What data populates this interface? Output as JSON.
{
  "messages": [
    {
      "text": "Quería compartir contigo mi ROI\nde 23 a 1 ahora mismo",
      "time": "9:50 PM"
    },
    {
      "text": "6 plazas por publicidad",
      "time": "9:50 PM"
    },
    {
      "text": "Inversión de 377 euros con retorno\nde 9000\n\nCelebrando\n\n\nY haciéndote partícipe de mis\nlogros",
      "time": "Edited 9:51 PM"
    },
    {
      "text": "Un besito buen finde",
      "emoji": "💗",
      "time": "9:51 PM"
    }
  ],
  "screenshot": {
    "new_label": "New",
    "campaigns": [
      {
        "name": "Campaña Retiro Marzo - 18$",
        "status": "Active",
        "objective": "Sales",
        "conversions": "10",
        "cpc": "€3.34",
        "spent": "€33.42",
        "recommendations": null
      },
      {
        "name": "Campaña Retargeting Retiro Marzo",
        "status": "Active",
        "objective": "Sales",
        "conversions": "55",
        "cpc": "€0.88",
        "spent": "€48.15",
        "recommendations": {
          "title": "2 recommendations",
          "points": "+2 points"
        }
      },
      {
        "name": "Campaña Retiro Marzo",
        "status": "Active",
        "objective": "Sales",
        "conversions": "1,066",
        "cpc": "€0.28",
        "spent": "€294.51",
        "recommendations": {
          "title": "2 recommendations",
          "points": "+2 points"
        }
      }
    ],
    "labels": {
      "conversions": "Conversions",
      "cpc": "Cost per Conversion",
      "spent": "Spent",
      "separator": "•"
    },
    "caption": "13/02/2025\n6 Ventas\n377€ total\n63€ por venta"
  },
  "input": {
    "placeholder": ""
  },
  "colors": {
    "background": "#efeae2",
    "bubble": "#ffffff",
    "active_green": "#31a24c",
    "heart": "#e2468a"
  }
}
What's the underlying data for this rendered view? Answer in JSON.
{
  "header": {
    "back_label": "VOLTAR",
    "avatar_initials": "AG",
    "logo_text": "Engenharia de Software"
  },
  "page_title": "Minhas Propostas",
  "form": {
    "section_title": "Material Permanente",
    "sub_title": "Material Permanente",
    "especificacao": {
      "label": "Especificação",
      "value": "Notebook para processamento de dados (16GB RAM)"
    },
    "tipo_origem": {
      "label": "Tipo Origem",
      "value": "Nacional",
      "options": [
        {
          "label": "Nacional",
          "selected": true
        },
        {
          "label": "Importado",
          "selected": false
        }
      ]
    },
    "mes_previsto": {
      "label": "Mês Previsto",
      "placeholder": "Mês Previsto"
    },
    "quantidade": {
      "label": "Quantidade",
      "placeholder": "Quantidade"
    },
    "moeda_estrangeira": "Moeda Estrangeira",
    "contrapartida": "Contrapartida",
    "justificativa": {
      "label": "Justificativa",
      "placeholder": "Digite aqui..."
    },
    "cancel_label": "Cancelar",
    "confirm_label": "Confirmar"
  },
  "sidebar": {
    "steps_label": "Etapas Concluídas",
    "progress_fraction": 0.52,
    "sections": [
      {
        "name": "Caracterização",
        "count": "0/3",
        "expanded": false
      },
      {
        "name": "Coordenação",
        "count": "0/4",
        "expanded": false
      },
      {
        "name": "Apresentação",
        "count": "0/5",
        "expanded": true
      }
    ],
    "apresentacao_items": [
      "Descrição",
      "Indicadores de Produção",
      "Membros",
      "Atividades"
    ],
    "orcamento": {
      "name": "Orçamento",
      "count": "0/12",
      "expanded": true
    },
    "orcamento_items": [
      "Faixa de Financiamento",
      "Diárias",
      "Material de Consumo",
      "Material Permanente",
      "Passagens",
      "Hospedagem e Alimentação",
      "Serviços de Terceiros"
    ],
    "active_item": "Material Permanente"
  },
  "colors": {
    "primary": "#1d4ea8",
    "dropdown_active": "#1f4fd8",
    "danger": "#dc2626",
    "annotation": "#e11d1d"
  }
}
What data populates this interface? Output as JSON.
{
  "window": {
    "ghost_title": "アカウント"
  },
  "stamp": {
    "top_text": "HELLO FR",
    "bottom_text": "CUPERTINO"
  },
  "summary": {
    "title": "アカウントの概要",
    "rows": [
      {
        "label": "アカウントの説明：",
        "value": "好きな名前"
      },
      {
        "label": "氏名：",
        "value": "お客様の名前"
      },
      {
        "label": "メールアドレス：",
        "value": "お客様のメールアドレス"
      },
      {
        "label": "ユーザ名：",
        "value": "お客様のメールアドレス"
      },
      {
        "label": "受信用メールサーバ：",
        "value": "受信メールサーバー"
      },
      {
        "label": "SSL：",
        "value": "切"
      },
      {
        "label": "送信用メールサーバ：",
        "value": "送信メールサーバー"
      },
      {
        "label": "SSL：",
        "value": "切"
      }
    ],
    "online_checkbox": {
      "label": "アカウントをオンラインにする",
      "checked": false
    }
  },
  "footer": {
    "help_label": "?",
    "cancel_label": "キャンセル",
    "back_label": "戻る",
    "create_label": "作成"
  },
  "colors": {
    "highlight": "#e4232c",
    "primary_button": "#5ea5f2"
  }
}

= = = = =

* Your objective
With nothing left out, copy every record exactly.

* Response to the task
What data populates this interface? Output as JSON.
{
  "messages": [
    {
      "text": "Quería compartir contigo mi ROI\nde 23 a 1 ahora mismo",
      "time": "9:50 PM"
    },
    {
      "text": "6 plazas por publicidad",
      "time": "9:50 PM"
    },
    {
      "text": "Inversión de 377 euros con retorno\nde 9000\n\nCelebrando\n\n\nY haciéndote partícipe de mis\nlogros",
      "time": "Edited 9:51 PM"
    },
    {
      "text": "Un besito buen finde",
      "emoji": "💗",
      "time": "9:51 PM"
    }
  ],
  "screenshot": {
    "new_label": "New",
    "campaigns": [
      {
        "name": "Campaña Retiro Marzo - 18$",
        "status": "Active",
        "objective": "Sales",
        "conversions": "10",
        "cpc": "€3.34",
        "spent": "€33.42",
        "recommendations": null
      },
      {
        "name": "Campaña Retargeting Retiro Marzo",
        "status": "Active",
        "objective": "Sales",
        "conversions": "55",
        "cpc": "€0.88",
        "spent": "€48.15",
        "recommendations": {
          "title": "2 recommendations",
          "points": "+2 points"
        }
      },
      {
        "name": "Campaña Retiro Marzo",
        "status": "Active",
        "objective": "Sales",
        "conversions": "1,066",
        "cpc": "€0.28",
        "spent": "€294.51",
        "recommendations": {
          "title": "2 recommendations",
          "points": "+2 points"
        }
      }
    ],
    "labels": {
      "conversions": "Conversions",
      "cpc": "Cost per Conversion",
      "spent": "Spent",
      "separator": "•"
    },
    "caption": "13/02/2025\n6 Ventas\n377€ total\n63€ por venta"
  },
  "input": {
    "placeholder": ""
  },
  "colors": {
    "background": "#efeae2",
    "bubble": "#ffffff",
    "active_green": "#31a24c",
    "heart": "#e2468a"
  }
}
What's the underlying data for this rendered view? Answer in JSON.
{
  "header": {
    "back_label": "VOLTAR",
    "avatar_initials": "AG",
    "logo_text": "Engenharia de Software"
  },
  "page_title": "Minhas Propostas",
  "form": {
    "section_title": "Material Permanente",
    "sub_title": "Material Permanente",
    "especificacao": {
      "label": "Especificação",
      "value": "Notebook para processamento de dados (16GB RAM)"
    },
    "tipo_origem": {
      "label": "Tipo Origem",
      "value": "Nacional",
      "options": [
        {
          "label": "Nacional",
          "selected": true
        },
        {
          "label": "Importado",
          "selected": false
        }
      ]
    },
    "mes_previsto": {
      "label": "Mês Previsto",
      "placeholder": "Mês Previsto"
    },
    "quantidade": {
      "label": "Quantidade",
      "placeholder": "Quantidade"
    },
    "moeda_estrangeira": "Moeda Estrangeira",
    "contrapartida": "Contrapartida",
    "justificativa": {
      "label": "Justificativa",
      "placeholder": "Digite aqui..."
    },
    "cancel_label": "Cancelar",
    "confirm_label": "Confirmar"
  },
  "sidebar": {
    "steps_label": "Etapas Concluídas",
    "progress_fraction": 0.52,
    "sections": [
      {
        "name": "Caracterização",
        "count": "0/3",
        "expanded": false
      },
      {
        "name": "Coordenação",
        "count": "0/4",
        "expanded": false
      },
      {
        "name": "Apresentação",
        "count": "0/5",
        "expanded": true
      }
    ],
    "apresentacao_items": [
      "Descrição",
      "Indicadores de Produção",
      "Membros",
      "Atividades"
    ],
    "orcamento": {
      "name": "Orçamento",
      "count": "0/12",
      "expanded": true
    },
    "orcamento_items": [
      "Faixa de Financiamento",
      "Diárias",
      "Material de Consumo",
      "Material Permanente",
      "Passagens",
      "Hospedagem e Alimentação",
      "Serviços de Terceiros"
    ],
    "active_item": "Material Permanente"
  },
  "colors": {
    "primary": "#1d4ea8",
    "dropdown_active": "#1f4fd8",
    "danger": "#dc2626",
    "annotation": "#e11d1d"
  }
}
What data populates this interface? Output as JSON.
{
  "window": {
    "ghost_title": "アカウント"
  },
  "stamp": {
    "top_text": "HELLO FR",
    "bottom_text": "CUPERTINO"
  },
  "summary": {
    "title": "アカウントの概要",
    "rows": [
      {
        "label": "アカウントの説明：",
        "value": "好きな名前"
      },
      {
        "label": "氏名：",
        "value": "お客様の名前"
      },
      {
        "label": "メールアドレス：",
        "value": "お客様のメールアドレス"
      },
      {
        "label": "ユーザ名：",
        "value": "お客様のメールアドレス"
      },
      {
        "label": "受信用メールサーバ：",
        "value": "受信メールサーバー"
      },
      {
        "label": "SSL：",
        "value": "切"
      },
      {
        "label": "送信用メールサーバ：",
        "value": "送信メールサーバー"
      },
      {
        "label": "SSL：",
        "value": "切"
      }
    ],
    "online_checkbox": {
      "label": "アカウントをオンラインにする",
      "checked": false
    }
  },
  "footer": {
    "help_label": "?",
    "cancel_label": "キャンセル",
    "back_label": "戻る",
    "create_label": "作成"
  },
  "colors": {
    "highlight": "#e4232c",
    "primary_button": "#5ea5f2"
  }
}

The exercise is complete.